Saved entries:
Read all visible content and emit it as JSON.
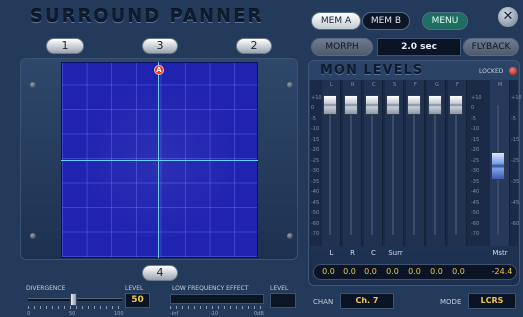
{
  "header": {
    "title": "SURROUND PANNER",
    "speakers": [
      "1",
      "3",
      "2"
    ],
    "bottom_speaker": "4"
  },
  "memory": {
    "mem_a": "MEM A",
    "mem_b": "MEM B",
    "menu": "MENU"
  },
  "morph": {
    "label": "MORPH",
    "time": "2.0 sec",
    "flyback": "FLYBACK"
  },
  "pan": {
    "marker": "A",
    "marker_position": {
      "x": 0.5,
      "y": 0.0
    }
  },
  "divergence": {
    "label": "DIVERGENCE",
    "level_label": "LEVEL",
    "value": "50",
    "ticks": [
      "0",
      "50",
      "100"
    ]
  },
  "lfe": {
    "label": "LOW FREQUENCY EFFECT",
    "level_label": "LEVEL",
    "ticks": [
      "-inf",
      "-10",
      "0dB"
    ]
  },
  "mon_levels": {
    "title": "MON LEVELS",
    "locked_label": "LOCKED",
    "strip_headers": [
      "L",
      "R",
      "C",
      "S",
      "F",
      "G",
      "F",
      "M"
    ],
    "channels": [
      "L",
      "R",
      "C",
      "Surr",
      "",
      "",
      "",
      "Mstr"
    ],
    "values": [
      "0.0",
      "0.0",
      "0.0",
      "0.0",
      "0.0",
      "0.0",
      "0.0",
      "-24.4"
    ],
    "scale": [
      "+10",
      "0",
      "-5",
      "-10",
      "-15",
      "-20",
      "-25",
      "-30",
      "-35",
      "-40",
      "-45",
      "-50",
      "-60",
      "-70"
    ]
  },
  "footer": {
    "chan_label": "CHAN",
    "chan_value": "Ch. 7",
    "mode_label": "MODE",
    "mode_value": "LCRS"
  },
  "colors": {
    "background": "#243a5a",
    "grid": "#1f23b0",
    "crosshair": "#6ad0ff",
    "value_text": "#f0c84a",
    "menu_button": "#1e6e62"
  }
}
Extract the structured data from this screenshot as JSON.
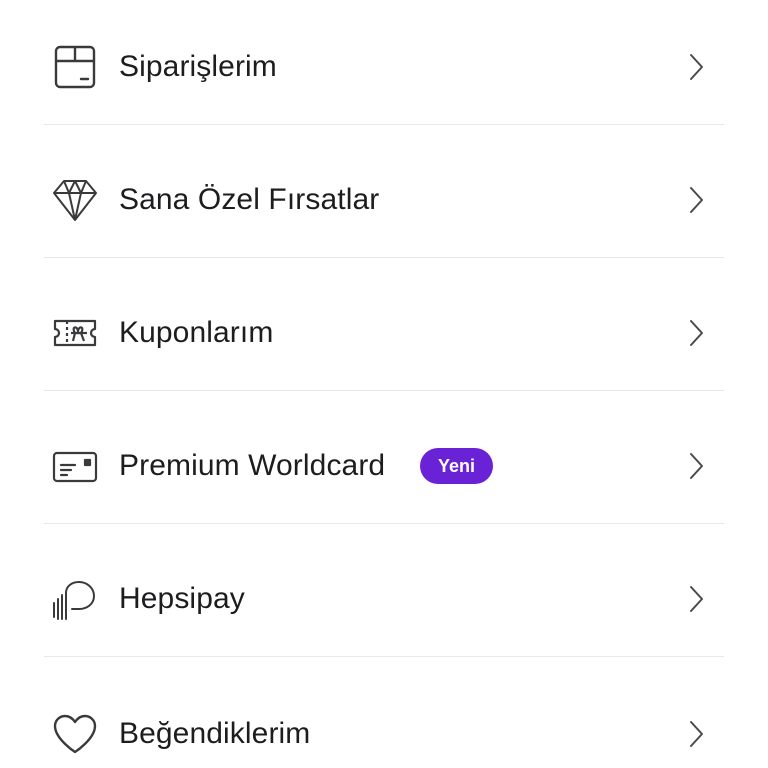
{
  "menu": {
    "items": [
      {
        "label": "Siparişlerim",
        "icon": "package-box-icon"
      },
      {
        "label": "Sana Özel Fırsatlar",
        "icon": "diamond-icon"
      },
      {
        "label": "Kuponlarım",
        "icon": "gift-coupon-icon"
      },
      {
        "label": "Premium Worldcard",
        "icon": "credit-card-icon",
        "badge": "Yeni"
      },
      {
        "label": "Hepsipay",
        "icon": "hepsipay-logo-icon"
      },
      {
        "label": "Beğendiklerim",
        "icon": "heart-icon"
      }
    ]
  },
  "colors": {
    "text": "#1d1d1f",
    "icon": "#3a3a3c",
    "badge_bg": "#6a22d6",
    "badge_text": "#ffffff",
    "divider": "#e8e8ea",
    "chevron": "#4a4a4e"
  }
}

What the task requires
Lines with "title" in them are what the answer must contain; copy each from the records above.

Answer to the exercise
    "title": "SURROUND PANNER",
    "title": "MON LEVELS",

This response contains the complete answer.